YOUR OBJECTIVE: Would you repeat the listing below verbatim and drop the images?

MATERIAL FOR THIS TASK:
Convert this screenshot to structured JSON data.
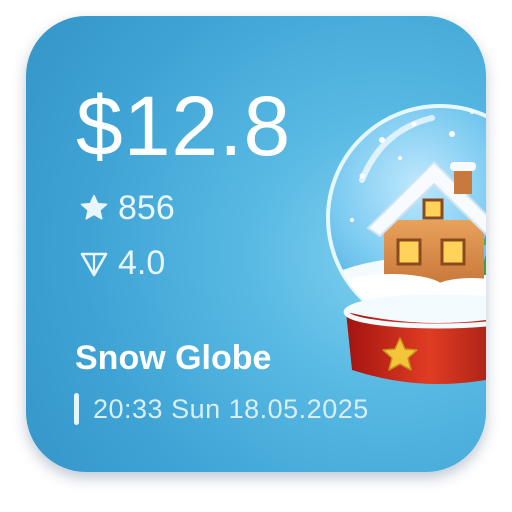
{
  "gift": {
    "price": "$12.8",
    "stars": "856",
    "tier": "4.0",
    "name": "Snow Globe",
    "datetime": "20:33 Sun 18.05.2025"
  },
  "icons": {
    "stars": "star-icon",
    "tier": "triangle-gem-icon",
    "item": "snow-globe-icon"
  },
  "colors": {
    "card_bg": "#4aaedb",
    "text_primary": "#ffffff",
    "text_secondary": "#d8eef9",
    "globe_base": "#d02a1e",
    "base_star": "#f2c53a"
  }
}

OUTPUT FOR THIS EXERCISE:
Convert this screenshot to structured JSON data.
{
  "gift": {
    "price": "$12.8",
    "stars": "856",
    "tier": "4.0",
    "name": "Snow Globe",
    "datetime": "20:33 Sun 18.05.2025"
  },
  "icons": {
    "stars": "star-icon",
    "tier": "triangle-gem-icon",
    "item": "snow-globe-icon"
  },
  "colors": {
    "card_bg": "#4aaedb",
    "text_primary": "#ffffff",
    "text_secondary": "#d8eef9",
    "globe_base": "#d02a1e",
    "base_star": "#f2c53a"
  }
}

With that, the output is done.